** Opening Task material block **

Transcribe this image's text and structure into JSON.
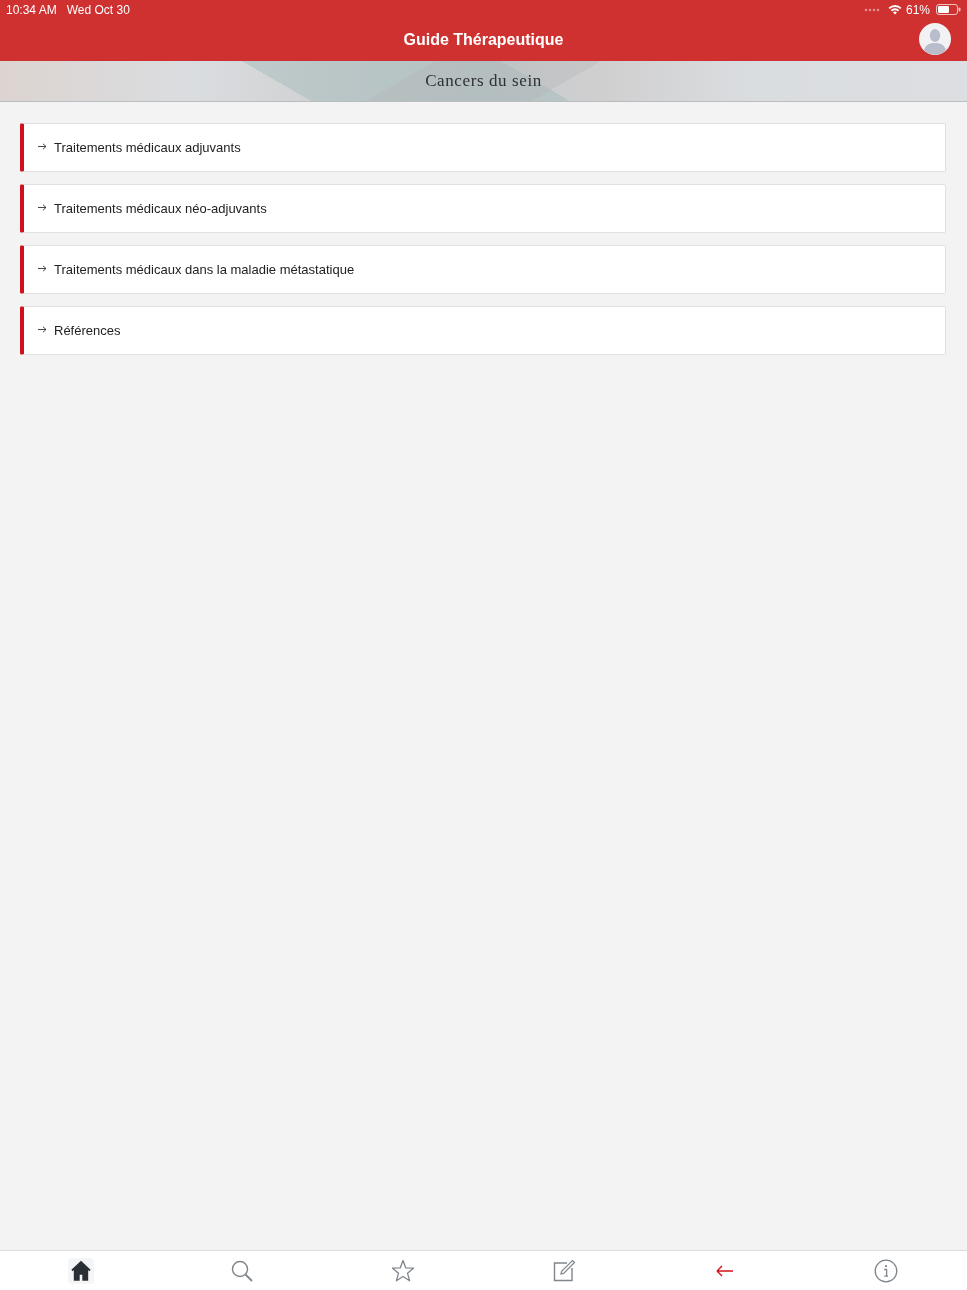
{
  "status_bar": {
    "time": "10:34 AM",
    "date": "Wed Oct 30",
    "battery": "61%"
  },
  "header": {
    "title": "Guide Thérapeutique"
  },
  "banner": {
    "title": "Cancers du sein"
  },
  "menu": [
    {
      "label": "Traitements médicaux adjuvants"
    },
    {
      "label": "Traitements médicaux néo-adjuvants"
    },
    {
      "label": "Traitements médicaux dans la maladie métastatique"
    },
    {
      "label": "Références"
    }
  ],
  "tab_bar": [
    {
      "kind": "home",
      "selected": true
    },
    {
      "kind": "search",
      "selected": false
    },
    {
      "kind": "favorites",
      "selected": false
    },
    {
      "kind": "notes",
      "selected": false
    },
    {
      "kind": "back",
      "selected": false
    },
    {
      "kind": "info",
      "selected": false
    }
  ]
}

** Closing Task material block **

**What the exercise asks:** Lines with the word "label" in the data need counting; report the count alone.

**The completed task:** 4